MALAYSIAN GUNBOAT BECAME
AN INCIDENT
TO THE
REST OF THE WORLD




A RUSSIAN OILER. IT COULDN'T BE NUMBER 1

WE WERE ON OUR WAY BACK BY THE TIME THIS RUSSIAN FRIGATE REACHED THE INDIAN OCEAN



Yom Kippur War
The surprise attack on two fronts from Egypt and Syria began on October 6, 1973, which was Yom Kippur, the holiest day of the year for the Jewish people.  Egypt’s forces swiftly crossed the Suez Canal and overran the Bar-Lev line.  Syria moved into the Golan Heights and nearly reached the 1967 border with Israel (overlooking the Hula Basin).  Israel was outnumbered in the north nearly 12 to 1 (there were 1,100 Syrian tanks versus 157 Israeli tanks); therefore, the first few days of the war saw Israeli counterattacks fail as Israel suffered hundreds of casualties and lost nearly 150 planes.

The tide of the war began to turn on October 10.  The Syrians were pushed back and Israel advanced into Syria proper.  The Soviet Union responded by sending airlifts to Damascus and Cairo, which were answered on October 12 and 13 by massive US airlifts to Israel. Israeli forces crossed the Suez Canal and surrounded the Egyptian Third Army on October 21.

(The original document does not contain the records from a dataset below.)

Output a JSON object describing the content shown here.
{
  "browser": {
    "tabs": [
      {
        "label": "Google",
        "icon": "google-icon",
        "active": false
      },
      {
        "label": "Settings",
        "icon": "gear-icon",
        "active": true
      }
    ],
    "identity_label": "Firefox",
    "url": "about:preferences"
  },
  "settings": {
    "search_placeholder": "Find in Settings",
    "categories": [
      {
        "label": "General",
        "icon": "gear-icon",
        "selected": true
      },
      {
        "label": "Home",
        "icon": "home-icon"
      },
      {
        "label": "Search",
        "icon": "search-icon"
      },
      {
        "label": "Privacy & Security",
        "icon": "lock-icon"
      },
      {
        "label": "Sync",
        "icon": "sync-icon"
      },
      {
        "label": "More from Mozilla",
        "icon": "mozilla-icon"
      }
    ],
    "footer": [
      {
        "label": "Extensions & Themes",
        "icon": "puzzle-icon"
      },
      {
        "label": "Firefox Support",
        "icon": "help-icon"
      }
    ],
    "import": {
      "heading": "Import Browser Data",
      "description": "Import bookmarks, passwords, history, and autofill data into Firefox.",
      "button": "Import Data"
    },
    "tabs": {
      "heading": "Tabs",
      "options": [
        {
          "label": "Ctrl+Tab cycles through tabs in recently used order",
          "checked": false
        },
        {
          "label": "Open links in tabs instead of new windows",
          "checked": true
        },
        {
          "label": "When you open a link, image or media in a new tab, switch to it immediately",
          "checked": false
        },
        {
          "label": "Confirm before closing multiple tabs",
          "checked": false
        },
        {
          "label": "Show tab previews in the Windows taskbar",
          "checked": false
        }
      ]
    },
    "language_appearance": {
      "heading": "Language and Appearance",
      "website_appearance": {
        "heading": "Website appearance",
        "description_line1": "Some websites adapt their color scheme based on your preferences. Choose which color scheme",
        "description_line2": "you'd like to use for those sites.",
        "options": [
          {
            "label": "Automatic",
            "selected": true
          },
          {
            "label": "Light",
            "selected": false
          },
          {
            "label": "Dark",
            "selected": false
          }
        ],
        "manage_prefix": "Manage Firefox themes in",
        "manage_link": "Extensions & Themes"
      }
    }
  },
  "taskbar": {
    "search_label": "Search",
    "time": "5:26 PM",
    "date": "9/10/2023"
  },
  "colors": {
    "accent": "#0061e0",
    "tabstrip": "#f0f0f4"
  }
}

The war started an international crisis when the Soviet Union responded to a plea from Egypt to save its Third Army by threatening to send troops to assist Egypt.  Henry Kissinger, the US Secretary of State, went to Moscow to negotiate a cease-fire.  The result was UN Resolution 338, an immediate cease-fire that reinstated Resolution 242, which "aimed at establishing a just and durable peace in the Middle East".  This cease-fire was broken and again the Soviets threatened to intervene.  However, the US pressured Israel into accepting a second cease-fire on October 25, 1973.  The war was over, and both Israel and Egypt claimed victory.